Carr was in fact absolutely right in his assertion that what he calls "infrastructural technologies" will become ubiquitous in the not-too-distant future. As he puts it, "as their availability increases and their cost decreases – as they become ubiquitous – they become commodity inputs." But is becoming a commodity the same as no longer mattering – of no longer holding any importance?
Perhaps Carr’s choice of language was rather dramatic, but it is not surprising that his argument touched a nerve with many of the technology vendors, who have for years had to maintain a blistering pace of innovation.
The latest version has to be significantly better than the current generation for customers to want it. Little wonder the chiefs of the likes of Intel, Microsoft and Sun were so quick to publicly and forcefully assail Carr’s argument – where is the fun in pouring millions of dollars into R&D only to be told that your products are becoming commodities and therefore do not matter?
But while the vendors might not like it when they are told IT no longer matters, they are only too aware of the commoditization of so many of their beloved technologies. They cannot deny this, since it is they who are responsible for implementing standards and bringing down the cost of these technologies, hence turning them into commodities. They know that the price of storage roughly halves each year – it is they who set the prices. They know that you’ll get double the server horsepower next year, for the same money.
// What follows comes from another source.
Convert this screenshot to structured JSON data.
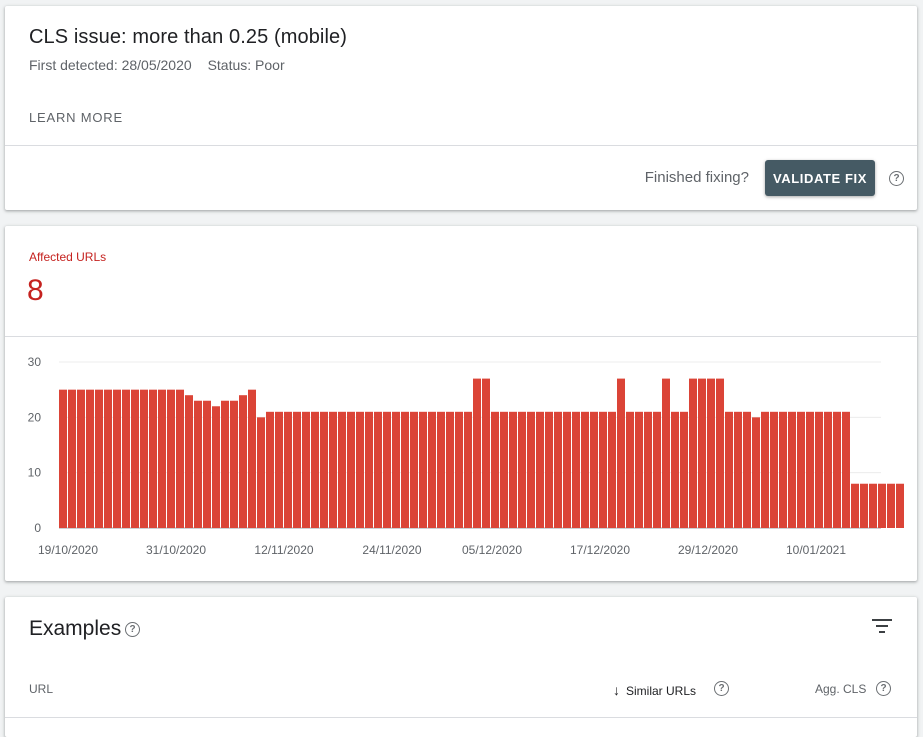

Indeed, the technology companies not only know about commoditization, they embrace it. What do all of their grand schemes – on-demand, utility computing, even grid – have in common? They help to commoditize computing resources, by promising to enable end users to utilize and pay for their computing power as if it were water coming from a tap. Horrified that Carr writes that "infrastructural technologies" are becoming commodity? Who can they possibly be trying to kid?
If the vendors know that these technologies are becoming commoditized (that is, if they are not already), then why were they so affronted by Carr’s article? Perhaps they didn’t feel the distinction between "infrastructural technologies" and IT as a whole was sufficiently clear. But it is more likely that despite many of their products becoming commodities, technology companies are terrified of becoming invisible.
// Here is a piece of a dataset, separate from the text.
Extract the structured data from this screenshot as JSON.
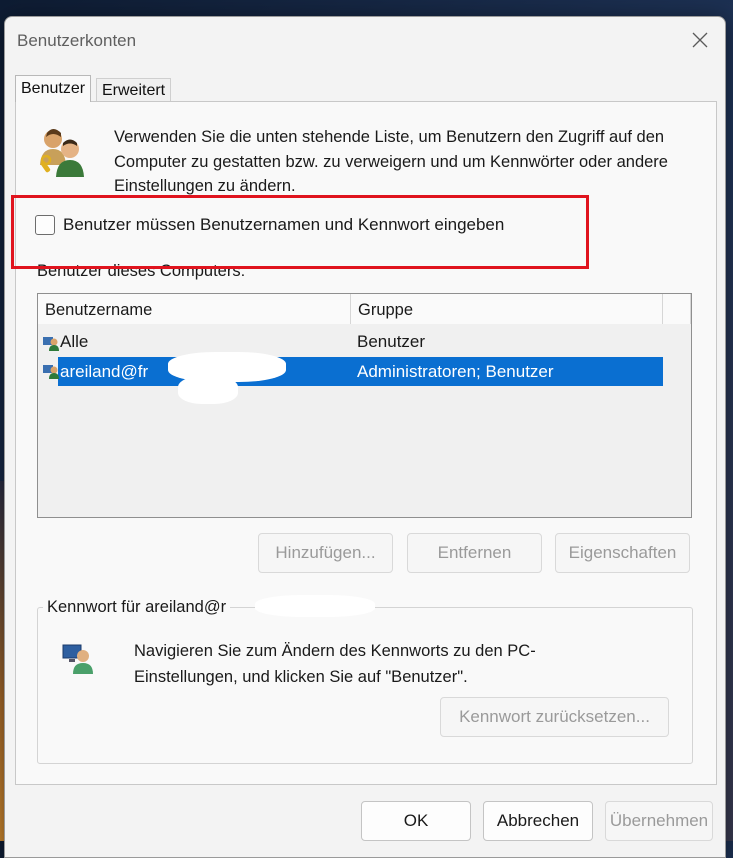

These companies don’t want to be seen to offer technologies that have become as ubiquitous as power or railroads. They may embrace the vision of utility computing on the one hand, but they will argue that underneath the veneer of utility-style computing the individual elements in their portfolio are still seeing radical innovation.
The gravy train of upgrades to new versions, market capitalizations, even executive compensation schemes are all tied into the notion that technology companies are ultra-innovative, high-tech, bleeding-edge, paradigm-shifting thought leaders. If Sun, or BEA, or even Microsoft are considered to do little more than shift commodity items, the game is up.
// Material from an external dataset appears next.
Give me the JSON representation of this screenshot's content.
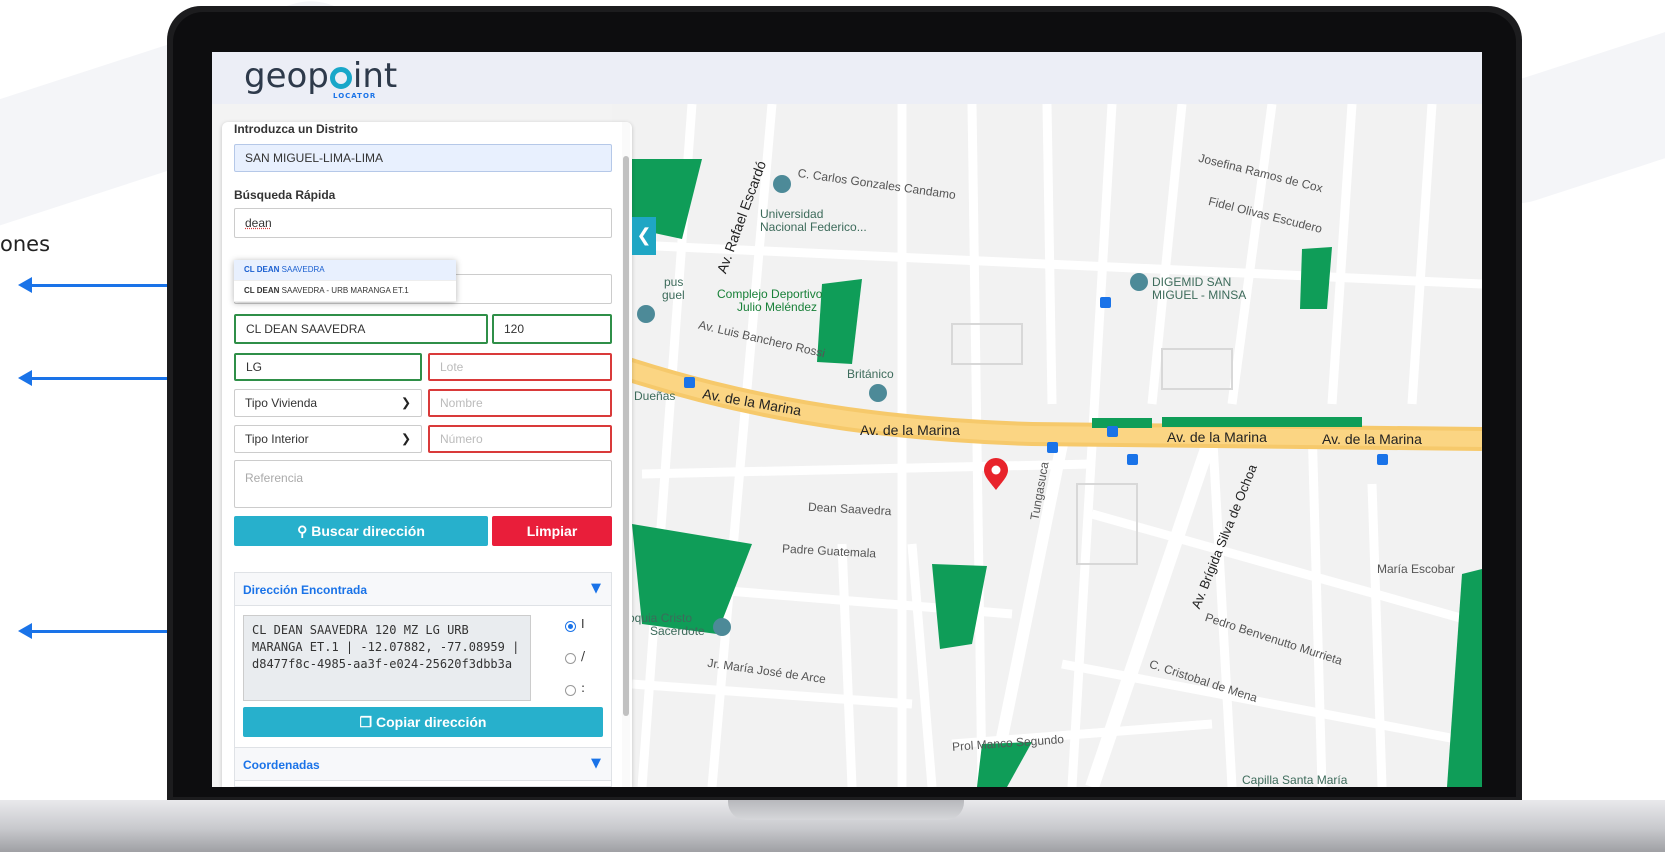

The thing is, they know this too. They might not like it, but they do know it. They know that customers are demanding the commoditization of the technology fabric. Why is EMC offering lower and lower-end, cheaper and cheaper storage? Why did IBM and much of the competition make such a big push into IT services? Why is Dell so successful, and why does it leave the innovation to its suppliers?
Fortunately, it is not all doom and gloom for technology vendors. For one thing, just because infrastructure technologies are becoming ubiquitous does not, as Carr asserts, mean they do not matter. Just like electricity still matters to an awful lot of people, there are plenty of emerging economies for whom technologies considered commodity by some still matter a great deal, and are still a source of competitive advantage.
But even in the more developed economies, the commoditization of the technology fabric is no bad thing. All it means is that the source of competitive advantage from technology is not in Terabytes or Gigaflops any more. It has moved up the stack. There is still competitive advantage to be gained from a whole range of packaged software for instance, from business intelligence to business process management. Customized, bespoke software meanwhile still has the power to enable Amazon to beat Barnes & Noble.
But as even these types of technology become more and more widely used, it is increasingly going to be how companies make use of their technology that holds the potential for competitive advantage. How they adapt their organizations and business processes to make the best use of technology will be what separates the winners from the losers. Every company might have business intelligence software, but which of them is using it to its best advantage? Which of them are not only mining their customer data, but extracting every last drop of value from it to maximize customer loyalty and profitability?
A survey of 600 employees at blue chip companies in the UK by Priority Management last month found that 11% of employees find email is the cause of most disruption to their working day. Whether email – surely now a commodity – is a cause of disruption, or a source of massive productivity gains, is not down to whether a company uses Outlook Express or Eudora. It is down to how email has been integrated into the rest of a company’s systems and processes, how employees use it, the culture of the organization and many other factors. Email, like any other commodity technology, still matters. Just not how it used to.